The B.O.A.R Technique

B:  Breathe. Take at least 3 conscious breaths.  Breathe in deeply, with mindful awareness, feeling your breath in your nostrils, filling your lungs.  Exhale fully and completely. Slow down. Let your breath be a gift of loving attention you give to yourself. Notice if your breath is irregular, and how it feels to breathe mindfully.

O:  Observe. Using your third eye, pay attention to your present experience, without judging yourself. Simply notice what’s going on in 5 areas:  your emotions, your body, your mind, your inner Essence, and your environment.  Then, label each area with one word…

  • What are you feeling, in your heart? If you can’t identify it, you won’t be able to know what’s at the root of your habitual behavior. If you’re unsure, guess what you are feeling. You may be experiencing several emotions at once, and that’s okay.
  • What’s going on in your body, somatically? Tightness in your chest? A lump in your throat? Butterflies in your stomach? Simply observe your experience, without questioning it, trying to change or control it.
  • What is happening in your mind? Are your thoughts racing? Do you seem stuck, or notice a fog or dullness? Are you obsessing about something?
  • What do you notice deep within, in your Essence? The part of you that is your deepest inner being?  Do you feel connected to something greater, to Source? Do you seem estranged from or disillusioned with God? Are you angry at the Universe, for present circumstances in which you or others are suffering?  Notice it, and where you are in this moment.
  • What’s happening in the environment around you? Pay attention to the energy of the space you’re in. 

A- Allow.  Simply allow what is occurring in yourself right now, without any shoulds or shouldn’ts.  Don’t add a “story” about what you fear might happen. Mindfully accept what Is; don’t try to change it yet. Breathe again. With kindness and acceptance, find some ease and grace for any discomfort.

R–  Reset.  Reset into this new moment. It’s a brand new Now. The other moment passed and you’re here, in the freshness of the present. The Now is where we actually live, not in the past, and not in the future. Try resetting, while you’re reading this. This is the step where you can take action. Add an additional “re” word or words to your next step. For poise and strength amidst any challenge, ask yourself, what do you need right now? Do you want to realign? To respond, without reacting?  Tune in to yourself and choose what will help you most.

Reset, then:

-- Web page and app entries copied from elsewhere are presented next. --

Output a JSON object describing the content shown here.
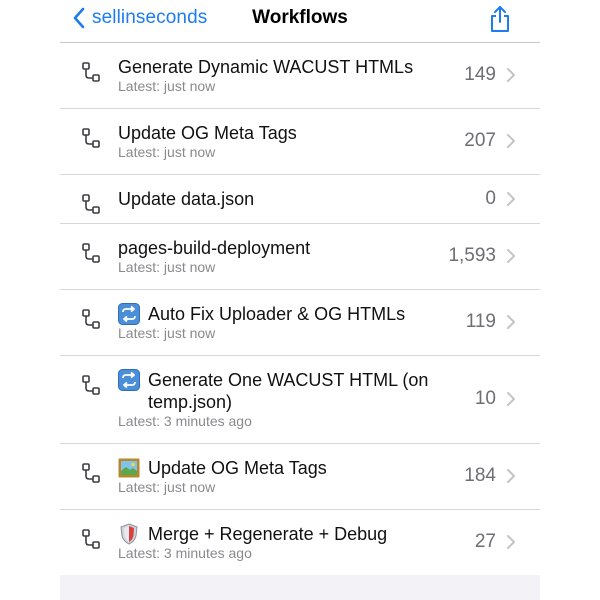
{
  "nav": {
    "back_label": "sellinseconds",
    "title": "Workflows",
    "back_icon": "chevron-left-icon",
    "share_icon": "share-icon"
  },
  "colors": {
    "accent": "#1c7cf0",
    "secondary_text": "#8a8a8e",
    "count_text": "#6e6e73",
    "separator": "#d8d8dc"
  },
  "workflows": [
    {
      "name": "Generate Dynamic WACUST HTMLs",
      "latest": "Latest: just now",
      "count": "149",
      "emoji": null
    },
    {
      "name": "Update OG Meta Tags",
      "latest": "Latest: just now",
      "count": "207",
      "emoji": null
    },
    {
      "name": "Update data.json",
      "latest": "",
      "count": "0",
      "emoji": null
    },
    {
      "name": "pages-build-deployment",
      "latest": "Latest: just now",
      "count": "1,593",
      "emoji": null
    },
    {
      "name": "Auto Fix Uploader & OG HTMLs",
      "latest": "Latest: just now",
      "count": "119",
      "emoji": "repeat-emoji"
    },
    {
      "name": "Generate One WACUST HTML (on temp.json)",
      "latest": "Latest: 3 minutes ago",
      "count": "10",
      "emoji": "repeat-emoji"
    },
    {
      "name": "Update OG Meta Tags",
      "latest": "Latest: just now",
      "count": "184",
      "emoji": "framed-picture-emoji"
    },
    {
      "name": "Merge + Regenerate + Debug",
      "latest": "Latest: 3 minutes ago",
      "count": "27",
      "emoji": "shield-emoji"
    }
  ]
}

We don’t have to habitually lose our cool then feel guilty. We can stop giving in to habits that we regret later. Be strong and brave, like a boar! When triggered by circumstances, other people, and long-time temptations, preserve your steadiness with the B.O.A.R. technique.

Practice B.O.A.R. several times a day, especially during mildly stressful situations, so you’re in the habit of relying upon it for the biggest challenges. Use B.O.A.R. to tune into your Essence, keeping some serenity even when upset.  Know your triggers, and you won’t get hooked by others so easily. You are not a helpless victim of what happens around you, or to you.  

Rediscover your graceful power within, allowing for swift awareness. You’ll break habits and find relief by utilizing this tool often. Prevent and manage distress for a healthier, less reactive life. B.O.A.R. is a foundational tool for conscious bravery you can rely on and use quickly, any time, any place.